Dasani, said a spokesman, was designed to meet the “aspirational” needs of customers.
But Sidcup, in southeast London, isn’t exactly the French Alps, is it'
“The point is quality rather than provenance,” she explained.
To be fair, Coca-Cola do quite a lot to the water, which is piped directly into a very expensive plant recently completed.
The raw product is first passed through three filters intended to extract particles, organic debris and chlorine before a final stage known as reverse osmosis.
The technique, perfected by Nasa to purify fluids on spacecraft, involves forcing the water under pressure through a fine membrane, removing any remaining “bacteria, viruses, salts, minerals, sugars, proteins and toxin particles”.
The result: almost totally pure H2O.
The problem is that it is very boring H2O. Solution: Having gone to the trouble of taking everything out, put three other other things back into it — calcium, magnesium and sodium bicarbonate.
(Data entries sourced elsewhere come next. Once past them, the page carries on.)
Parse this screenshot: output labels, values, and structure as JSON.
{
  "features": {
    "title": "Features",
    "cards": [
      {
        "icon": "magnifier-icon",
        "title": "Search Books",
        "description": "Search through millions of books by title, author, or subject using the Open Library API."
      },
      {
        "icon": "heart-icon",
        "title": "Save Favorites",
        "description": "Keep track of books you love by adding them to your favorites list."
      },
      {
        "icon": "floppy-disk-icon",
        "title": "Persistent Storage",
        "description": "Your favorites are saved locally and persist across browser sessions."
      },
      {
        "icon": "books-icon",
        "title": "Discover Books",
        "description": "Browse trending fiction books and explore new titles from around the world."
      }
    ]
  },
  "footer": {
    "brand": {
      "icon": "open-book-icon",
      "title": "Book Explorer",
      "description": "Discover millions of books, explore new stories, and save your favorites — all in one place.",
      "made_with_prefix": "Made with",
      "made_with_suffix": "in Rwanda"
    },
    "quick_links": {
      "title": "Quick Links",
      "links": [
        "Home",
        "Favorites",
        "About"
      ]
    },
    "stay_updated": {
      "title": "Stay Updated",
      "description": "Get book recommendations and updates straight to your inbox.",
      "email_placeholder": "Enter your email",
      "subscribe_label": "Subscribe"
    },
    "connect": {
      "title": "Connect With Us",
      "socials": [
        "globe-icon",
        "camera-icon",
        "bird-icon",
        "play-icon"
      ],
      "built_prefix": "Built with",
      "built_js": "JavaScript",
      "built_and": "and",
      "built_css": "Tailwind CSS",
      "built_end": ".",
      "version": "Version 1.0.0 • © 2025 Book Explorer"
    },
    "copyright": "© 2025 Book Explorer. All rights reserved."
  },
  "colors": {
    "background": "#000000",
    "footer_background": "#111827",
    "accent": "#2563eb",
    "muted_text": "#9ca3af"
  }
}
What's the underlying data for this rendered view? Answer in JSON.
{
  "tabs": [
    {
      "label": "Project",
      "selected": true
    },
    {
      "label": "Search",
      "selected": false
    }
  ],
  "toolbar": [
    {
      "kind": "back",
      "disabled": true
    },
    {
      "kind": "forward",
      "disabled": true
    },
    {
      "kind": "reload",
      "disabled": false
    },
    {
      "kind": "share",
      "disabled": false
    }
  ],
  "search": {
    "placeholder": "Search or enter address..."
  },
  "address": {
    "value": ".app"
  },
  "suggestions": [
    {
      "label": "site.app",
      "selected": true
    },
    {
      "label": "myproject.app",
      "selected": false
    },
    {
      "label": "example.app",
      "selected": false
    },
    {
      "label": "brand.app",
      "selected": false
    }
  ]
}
Apparently, Dasani tastes nicer that way, while still being “as pure as bottled water gets”.
The water supply industry is unimpressed.
Barrie Clarke, spokesman for UK Water, which represents suppliers, said the suggestion behind the process seemed to be that there was something wrong with good old British tap water.
“We don’t think there are any impurities in tap water,” he said. “People don’t need to buy this stuff to get excellent quality, healthy water. If they like the convenience, the style, then fine, but I don’t think that is the way they are marketing this product. Tap water is pure, and that’s the opinion of the Drinking Water Inspectorate which carries out three million checks a year.”
Thames Water, which supplies the Sidcup area, said its tap water passed 99.92 per cent of quality tests.
Chris Shipway, the company’s spokesman, said: “If the water regulator thought any more treatment was needed they would ask us to do so.”
Coca-Cola was unrepentant. “The source of the water is irrelevant. It doesn’t effect the end result. The aim is to ensure uniformity of quality and taste wherever you are in the UK. We would never say tap water isn’t drinkable. It’s just that Dasani is as pure as water can get. There are different levels of purity.”
Coca-Cola is investing £7 million in the UK launch of Dasani, part of a worldwide expansion of the brand which is already the second most popular in America.
Although the recommended price is 53p some retailers charge 95p.
Last year, Britons drank more than two billion litres of bottled water worth £1.2 billion, an 18 per cent increase on sales in 2002.
So is Coca-Cola preparing to enter other emerging markets — perhaps that for canned air' “That’s a joke. Right'”